The other part of our improved browser caching involves using HTML5 local storage. HTML5 local storage is basically a key / value pair data store that lives in the client’s browser. The overall size of this storage varies, but is generally around 5mb per domain. Most modern browsers now provide support for local storage, so where available we’ll use this as a smarter cache. Local storage allows us to store the individual CSS files (because we pushed them down to the browser as strings) so that we can include only the CSS files needed on subsequent pages. It also means that if one of your files changes we can push only the updated file, or only the new file if another CSS file is requested on a future pageview. You can also generally get a longer cache life by using local storage because the space is specific to only that domain, so you’re not competing with other items in the cache on other sites. And lastly, local storage generally is cleared less often than the browser cache, which means the files can stay in the user’s browser longer and it’s more likely you won’t have a completely empty cache view for returning visitors.
We also include your inline styles as well in these optimizations which allows us to minify your inline styles and cache them in the browser (or store them in the browser’s local storage) so that they won’t have to be downloaded on every page view – reducing the overall file size of every page.
Make sure your CSS is non-blocking
We’re really proud of our new CSS Smart Loader. It’s an important step in improving the overall performance of a webpage and especially important for improving onready time and the perceived performance since it blocks rendering. We’ve got a lot of other exciting performance optimizations in the works. As always, you can do these optimizations yourself, but why bother when we can automate them for you with Torbit!
We’re excited to announce the release of a new performance filter for Torbit-powered sites.
WebP (pronounced “weppy”) is a fairly new image format from Google. In a test with 900,000 images from around the web, Google found their WebP format made images 39.8% smaller than jpeg images of similar quality. Since smaller files download faster than large ones, this new format can have a big impact on website performance. Check out the Google gallery for a few example images.
The only problem is that WebP is currently only supported in the latest versions of Chrome and Opera. For many webmasters, it doesn’t make sense to store duplicate copies of every image just for those two browsers.
That’s where Torbit comes in.
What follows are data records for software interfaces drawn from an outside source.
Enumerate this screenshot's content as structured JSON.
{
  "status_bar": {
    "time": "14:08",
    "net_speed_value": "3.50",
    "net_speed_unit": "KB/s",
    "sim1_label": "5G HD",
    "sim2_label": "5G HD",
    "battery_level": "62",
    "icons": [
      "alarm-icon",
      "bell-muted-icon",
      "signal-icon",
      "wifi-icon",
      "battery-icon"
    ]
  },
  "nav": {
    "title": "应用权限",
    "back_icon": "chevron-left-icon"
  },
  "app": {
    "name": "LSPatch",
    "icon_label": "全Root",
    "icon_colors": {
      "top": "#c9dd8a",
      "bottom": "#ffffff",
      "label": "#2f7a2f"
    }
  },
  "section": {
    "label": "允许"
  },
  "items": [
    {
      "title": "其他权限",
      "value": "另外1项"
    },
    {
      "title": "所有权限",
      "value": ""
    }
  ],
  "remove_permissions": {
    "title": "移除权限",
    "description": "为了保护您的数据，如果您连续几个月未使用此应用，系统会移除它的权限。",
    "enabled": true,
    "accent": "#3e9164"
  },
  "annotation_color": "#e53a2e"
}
As of Friday, we’ve started making WebP copies of every image and will serve them instead when a visitor is using a browser that supports WebP. We are already seeing impressive results since adding this new optimization, especially on image-heavy sites. We are still gathering data on how much of a difference WebP makes and we plan on sharing those numbers soon.